╔══

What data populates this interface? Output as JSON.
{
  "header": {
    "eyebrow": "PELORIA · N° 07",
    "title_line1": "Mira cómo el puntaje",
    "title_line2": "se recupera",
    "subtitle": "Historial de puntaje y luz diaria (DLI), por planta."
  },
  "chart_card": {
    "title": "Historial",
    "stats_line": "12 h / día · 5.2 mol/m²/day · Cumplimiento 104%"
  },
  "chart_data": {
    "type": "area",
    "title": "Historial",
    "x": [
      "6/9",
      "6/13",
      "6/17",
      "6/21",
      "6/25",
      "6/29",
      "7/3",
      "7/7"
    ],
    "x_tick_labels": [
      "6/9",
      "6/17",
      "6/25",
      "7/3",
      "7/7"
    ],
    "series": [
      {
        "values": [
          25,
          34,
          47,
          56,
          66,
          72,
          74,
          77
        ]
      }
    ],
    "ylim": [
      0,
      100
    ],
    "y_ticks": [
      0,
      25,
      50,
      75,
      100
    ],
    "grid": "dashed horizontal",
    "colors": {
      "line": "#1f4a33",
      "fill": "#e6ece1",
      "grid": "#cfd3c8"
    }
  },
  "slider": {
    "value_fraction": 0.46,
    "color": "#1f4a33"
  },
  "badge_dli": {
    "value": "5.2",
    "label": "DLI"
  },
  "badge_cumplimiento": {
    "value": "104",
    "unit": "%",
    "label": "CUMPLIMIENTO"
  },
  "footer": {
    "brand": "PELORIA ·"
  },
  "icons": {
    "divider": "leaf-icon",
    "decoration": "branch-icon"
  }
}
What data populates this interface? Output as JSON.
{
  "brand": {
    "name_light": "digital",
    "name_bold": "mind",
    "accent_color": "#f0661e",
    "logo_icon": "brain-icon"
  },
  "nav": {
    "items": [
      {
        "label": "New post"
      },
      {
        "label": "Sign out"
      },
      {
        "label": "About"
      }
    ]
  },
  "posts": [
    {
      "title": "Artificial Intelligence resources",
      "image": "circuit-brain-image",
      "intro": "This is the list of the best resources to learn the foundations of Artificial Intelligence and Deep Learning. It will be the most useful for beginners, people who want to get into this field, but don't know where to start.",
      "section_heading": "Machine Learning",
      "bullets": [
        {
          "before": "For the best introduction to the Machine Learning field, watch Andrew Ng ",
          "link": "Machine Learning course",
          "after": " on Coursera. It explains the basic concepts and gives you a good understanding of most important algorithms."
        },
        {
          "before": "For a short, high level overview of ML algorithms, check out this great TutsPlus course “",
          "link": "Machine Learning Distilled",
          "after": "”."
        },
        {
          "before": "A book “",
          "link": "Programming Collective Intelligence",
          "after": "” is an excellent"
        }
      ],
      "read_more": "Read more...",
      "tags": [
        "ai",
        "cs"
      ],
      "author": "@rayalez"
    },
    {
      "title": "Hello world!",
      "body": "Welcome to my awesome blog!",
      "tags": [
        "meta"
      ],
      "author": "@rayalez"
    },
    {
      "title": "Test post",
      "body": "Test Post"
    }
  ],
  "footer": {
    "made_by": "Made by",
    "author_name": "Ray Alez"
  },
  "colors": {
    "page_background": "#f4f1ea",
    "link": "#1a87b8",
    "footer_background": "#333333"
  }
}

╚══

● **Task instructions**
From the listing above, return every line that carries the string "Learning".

● **Answer area**
      "intro": "This is the list of the best resources to learn the foundations of Artificial Intelligence and Deep Learning. It will be the most useful for beginners, people who want to get into this field, but don't know where to start.",
      "section_heading": "Machine Learning",
          "before": "For the best introduction to the Machine Learning field, watch Andrew Ng ",
          "link": "Machine Learning course",
          "link": "Machine Learning Distilled",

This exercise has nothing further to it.